» **Exercise brief**:
Every line with the string "Transfer" must be copied from the entries below.

» **Records shown**:
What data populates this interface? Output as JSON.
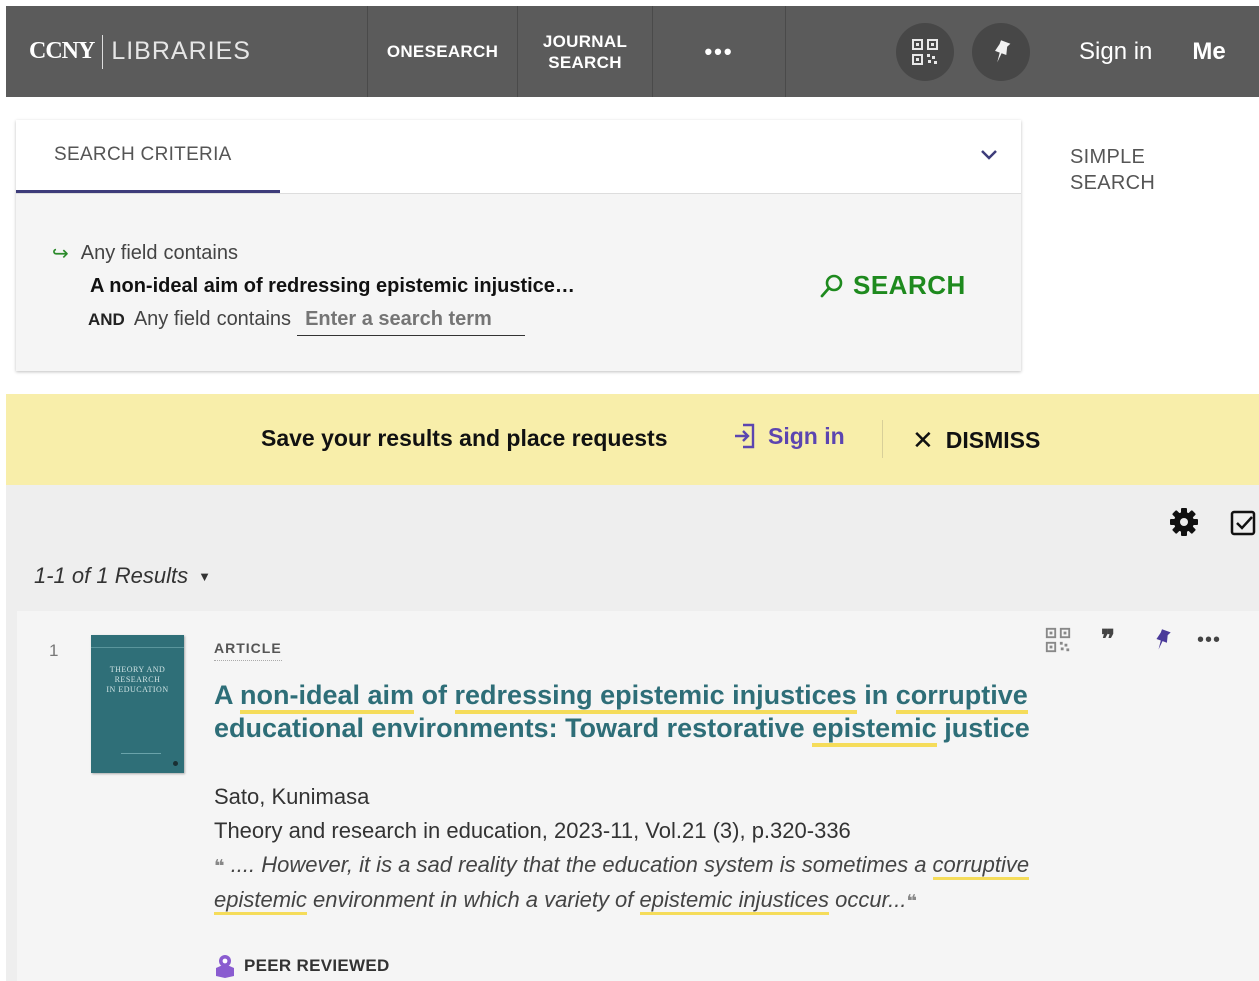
{
  "nav": {
    "brand_ccny": "CCNY",
    "brand_libraries": "LIBRARIES",
    "onesearch": "ONESEARCH",
    "journal_line1": "JOURNAL",
    "journal_line2": "SEARCH",
    "more": "•••",
    "sign_in": "Sign in",
    "menu": "Me"
  },
  "search_panel": {
    "tab_label": "SEARCH CRITERIA",
    "row1_field": "Any field",
    "row1_op": "contains",
    "query": "A non-ideal aim of redressing epistemic injustice…",
    "row2_bool": "AND",
    "row2_field": "Any field",
    "row2_op": "contains",
    "row2_placeholder": "Enter a search term",
    "search_button": "SEARCH",
    "simple_line1": "SIMPLE",
    "simple_line2": "SEARCH"
  },
  "banner": {
    "message": "Save your results and place requests",
    "sign_in": "Sign in",
    "dismiss": "DISMISS"
  },
  "results": {
    "count_label": "1-1 of 1 Results",
    "items": [
      {
        "index": "1",
        "cover_title_l1": "THEORY AND",
        "cover_title_l2": "RESEARCH",
        "cover_title_l3": "IN EDUCATION",
        "type": "ARTICLE",
        "title_parts": {
          "a": "A ",
          "b": "non-ideal aim",
          "c": " of ",
          "d": "redressing epistemic injustices",
          "e": " in ",
          "f": "corruptive",
          "g": " educational environments: Toward restorative ",
          "h": "epistemic",
          "i": " justice"
        },
        "author": "Sato, Kunimasa",
        "source": "Theory and research in education, 2023-11, Vol.21 (3), p.320-336",
        "snippet_parts": {
          "open_quote": "❝",
          "a": " .... However, it is a sad reality that the education system is sometimes a ",
          "b": "corruptive epistemic",
          "c": " environment in which a variety of ",
          "d": "epistemic injustices",
          "e": " occur...",
          "close_quote": "❝"
        },
        "peer_reviewed": "PEER REVIEWED"
      }
    ]
  },
  "colors": {
    "topbar": "#5b5b5b",
    "accent_green": "#1e8a1e",
    "accent_purple": "#5c45b0",
    "banner_yellow": "#f8eeaa",
    "title_teal": "#2e6e78",
    "highlight": "#f5dc5a"
  },
  "icons": [
    "qr-code-icon",
    "pin-icon",
    "chevron-down-icon",
    "arrow-right-icon",
    "search-icon",
    "sign-in-icon",
    "close-icon",
    "gear-icon",
    "checkbox-icon",
    "caret-down-icon",
    "quote-icon",
    "more-icon",
    "peer-reviewed-icon"
  ]
}
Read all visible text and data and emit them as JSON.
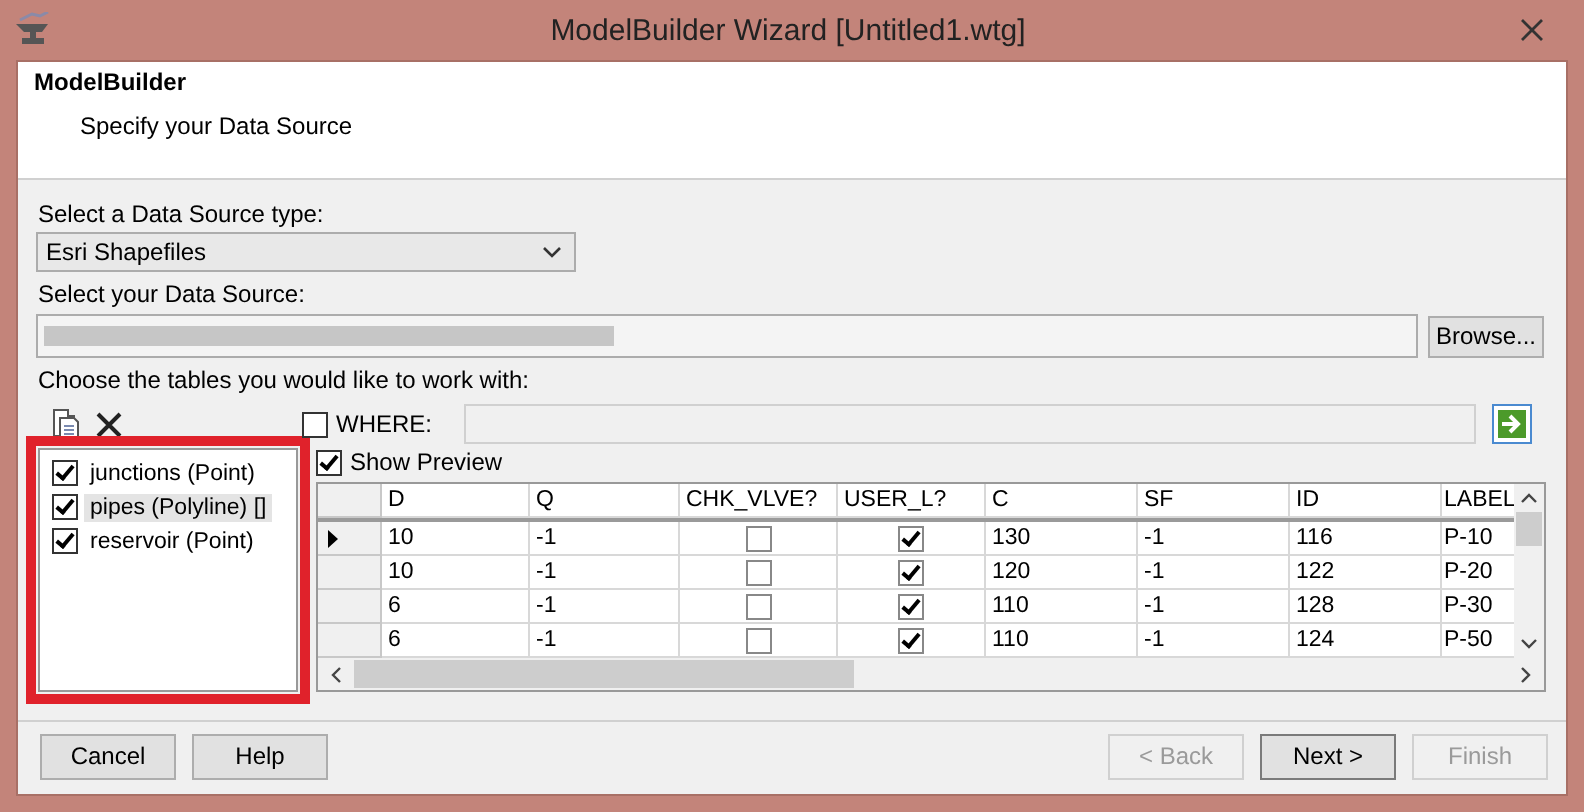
{
  "window": {
    "title": "ModelBuilder Wizard [Untitled1.wtg]"
  },
  "header": {
    "title": "ModelBuilder",
    "subtitle": "Specify your Data Source"
  },
  "source_type": {
    "label": "Select a Data Source type:",
    "value": "Esri Shapefiles"
  },
  "source": {
    "label": "Select your Data Source:",
    "browse": "Browse..."
  },
  "tables_label": "Choose the tables you would like to work with:",
  "where": {
    "label": "WHERE:",
    "checked": false
  },
  "tables": [
    {
      "label": "junctions (Point)",
      "checked": true,
      "selected": false
    },
    {
      "label": "pipes (Polyline) []",
      "checked": true,
      "selected": true
    },
    {
      "label": "reservoir (Point)",
      "checked": true,
      "selected": false
    }
  ],
  "show_preview": {
    "label": "Show Preview",
    "checked": true
  },
  "grid": {
    "columns": [
      {
        "label": "D",
        "kind": "text"
      },
      {
        "label": "Q",
        "kind": "text"
      },
      {
        "label": "CHK_VLVE?",
        "kind": "check"
      },
      {
        "label": "USER_L?",
        "kind": "check"
      },
      {
        "label": "C",
        "kind": "text"
      },
      {
        "label": "SF",
        "kind": "text"
      },
      {
        "label": "ID",
        "kind": "text"
      },
      {
        "label": "LABEL",
        "kind": "text"
      }
    ],
    "rows": [
      {
        "current": true,
        "cells": [
          "10",
          "-1",
          false,
          true,
          "130",
          "-1",
          "116",
          "P-10"
        ]
      },
      {
        "current": false,
        "cells": [
          "10",
          "-1",
          false,
          true,
          "120",
          "-1",
          "122",
          "P-20"
        ]
      },
      {
        "current": false,
        "cells": [
          "6",
          "-1",
          false,
          true,
          "110",
          "-1",
          "128",
          "P-30"
        ]
      },
      {
        "current": false,
        "cells": [
          "6",
          "-1",
          false,
          true,
          "110",
          "-1",
          "124",
          "P-50"
        ]
      }
    ]
  },
  "buttons": [
    {
      "label": "Cancel",
      "disabled": false
    },
    {
      "label": "Help",
      "disabled": false
    },
    {
      "label": "< Back",
      "disabled": true
    },
    {
      "label": "Next >",
      "disabled": false
    },
    {
      "label": "Finish",
      "disabled": true
    }
  ]
}
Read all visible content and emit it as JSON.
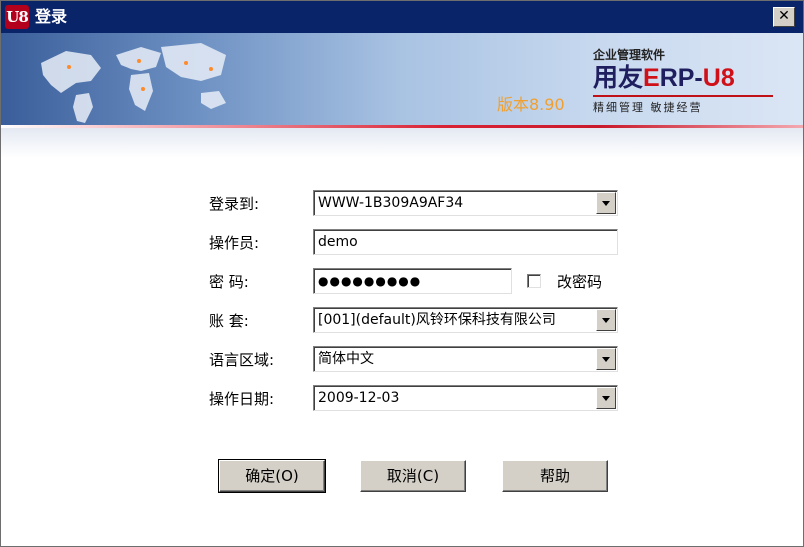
{
  "window": {
    "title": "登录",
    "app_icon_text": "U8",
    "close_label": "✕"
  },
  "banner": {
    "tagline": "企业管理软件",
    "logo_prefix": "用友",
    "logo_e": "E",
    "logo_rp": "RP-",
    "logo_u8": "U8",
    "slogan": "精细管理   敏捷经营",
    "version": "版本8.90"
  },
  "form": {
    "server_label": "登录到:",
    "server_value": "WWW-1B309A9AF34",
    "operator_label": "操作员:",
    "operator_value": "demo",
    "password_label": "密  码:",
    "password_value": "●●●●●●●●●",
    "change_password_label": "改密码",
    "change_password_checked": false,
    "account_label": "账  套:",
    "account_value": "[001](default)风铃环保科技有限公司",
    "language_label": "语言区域:",
    "language_value": "简体中文",
    "date_label": "操作日期:",
    "date_value": "2009-12-03"
  },
  "buttons": {
    "ok": "确定(O)",
    "cancel": "取消(C)",
    "help": "帮助"
  },
  "colors": {
    "titlebar": "#0a246a",
    "brand_red": "#d01018",
    "version_orange": "#f0a030"
  }
}
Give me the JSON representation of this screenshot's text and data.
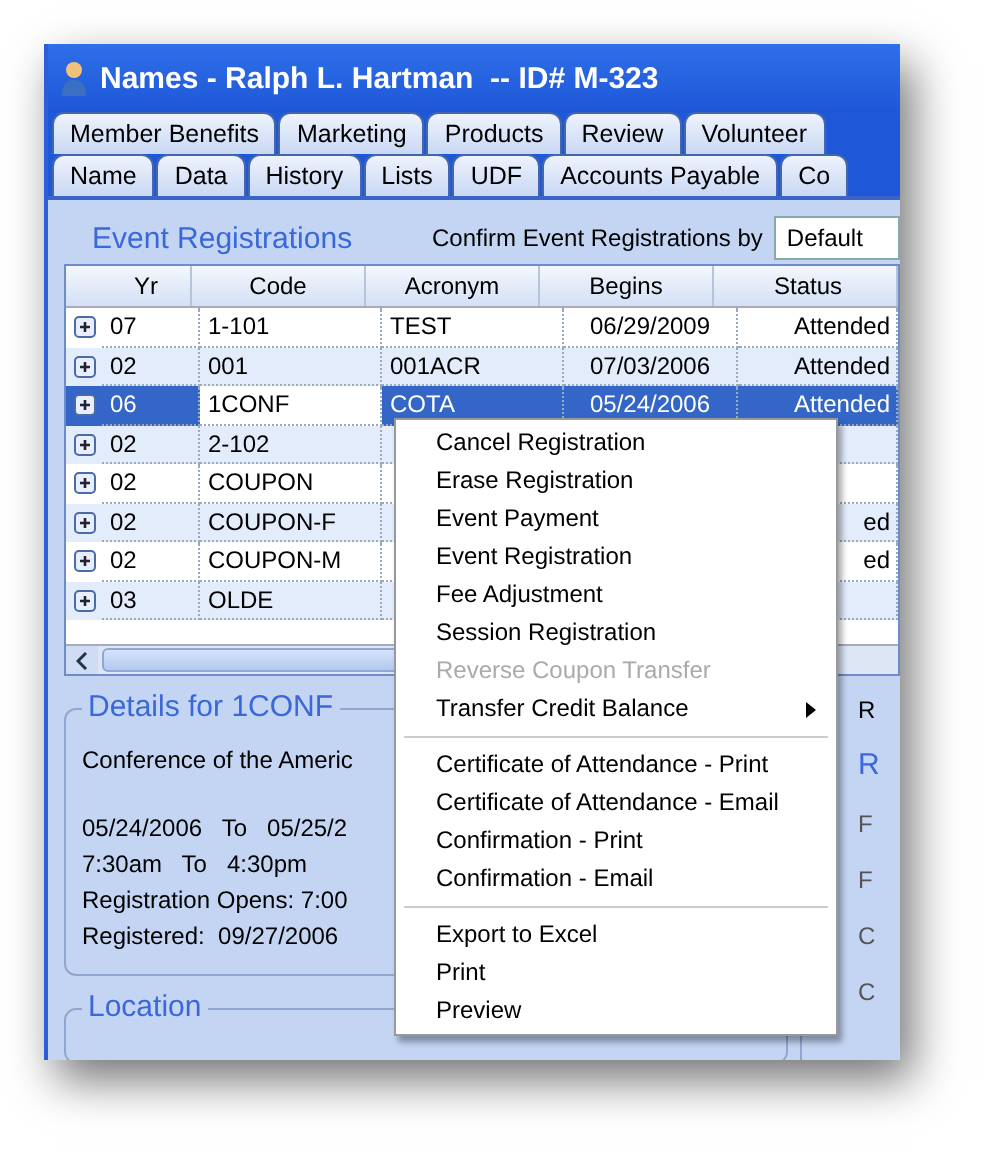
{
  "window": {
    "title": "Names - Ralph L. Hartman  -- ID# M-323"
  },
  "tab_rows": [
    [
      {
        "label": "Member Benefits"
      },
      {
        "label": "Marketing"
      },
      {
        "label": "Products"
      },
      {
        "label": "Review"
      },
      {
        "label": "Volunteer"
      }
    ],
    [
      {
        "label": "Name"
      },
      {
        "label": "Data"
      },
      {
        "label": "History"
      },
      {
        "label": "Lists"
      },
      {
        "label": "UDF"
      },
      {
        "label": "Accounts Payable"
      },
      {
        "label": "Co"
      }
    ]
  ],
  "section_title": "Event Registrations",
  "confirm": {
    "label": "Confirm Event Registrations by",
    "value": "Default"
  },
  "table": {
    "columns": [
      "Yr",
      "Code",
      "Acronym",
      "Begins",
      "Status"
    ],
    "rows": [
      {
        "cells": [
          "07",
          "1-101",
          "TEST",
          "06/29/2009",
          "Attended"
        ],
        "selected": false
      },
      {
        "cells": [
          "02",
          "001",
          "001ACR",
          "07/03/2006",
          "Attended"
        ],
        "selected": false
      },
      {
        "cells": [
          "06",
          "1CONF",
          "COTA",
          "05/24/2006",
          "Attended"
        ],
        "selected": true
      },
      {
        "cells": [
          "02",
          "2-102",
          "",
          "",
          ""
        ],
        "selected": false
      },
      {
        "cells": [
          "02",
          "COUPON",
          "",
          "",
          ""
        ],
        "selected": false
      },
      {
        "cells": [
          "02",
          "COUPON-F",
          "",
          "",
          "ed"
        ],
        "selected": false
      },
      {
        "cells": [
          "02",
          "COUPON-M",
          "",
          "",
          "ed"
        ],
        "selected": false
      },
      {
        "cells": [
          "03",
          "OLDE",
          "",
          "",
          ""
        ],
        "selected": false
      }
    ]
  },
  "details": {
    "title": "Details for 1CONF",
    "blocks": [
      [
        "Conference of the Americ"
      ],
      [
        "05/24/2006   To   05/25/2",
        "7:30am   To   4:30pm",
        "Registration Opens: 7:00",
        "Registered:  09/27/2006"
      ]
    ]
  },
  "location": {
    "title": "Location"
  },
  "right_panel": {
    "tab": "R",
    "heading": "R",
    "labels": [
      "F",
      "F",
      "C",
      "C"
    ]
  },
  "context_menu": {
    "groups": [
      [
        {
          "label": "Cancel Registration",
          "disabled": false,
          "submenu": false
        },
        {
          "label": "Erase Registration",
          "disabled": false,
          "submenu": false
        },
        {
          "label": "Event Payment",
          "disabled": false,
          "submenu": false
        },
        {
          "label": "Event Registration",
          "disabled": false,
          "submenu": false
        },
        {
          "label": "Fee Adjustment",
          "disabled": false,
          "submenu": false
        },
        {
          "label": "Session Registration",
          "disabled": false,
          "submenu": false
        },
        {
          "label": "Reverse Coupon Transfer",
          "disabled": true,
          "submenu": false
        },
        {
          "label": "Transfer Credit Balance",
          "disabled": false,
          "submenu": true
        }
      ],
      [
        {
          "label": "Certificate of Attendance - Print",
          "disabled": false,
          "submenu": false
        },
        {
          "label": "Certificate of Attendance - Email",
          "disabled": false,
          "submenu": false
        },
        {
          "label": "Confirmation - Print",
          "disabled": false,
          "submenu": false
        },
        {
          "label": "Confirmation - Email",
          "disabled": false,
          "submenu": false
        }
      ],
      [
        {
          "label": "Export to Excel",
          "disabled": false,
          "submenu": false
        },
        {
          "label": "Print",
          "disabled": false,
          "submenu": false
        },
        {
          "label": "Preview",
          "disabled": false,
          "submenu": false
        }
      ]
    ]
  }
}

» **Result below**:
          "label": "Reverse Coupon Transfer",
          "label": "Transfer Credit Balance",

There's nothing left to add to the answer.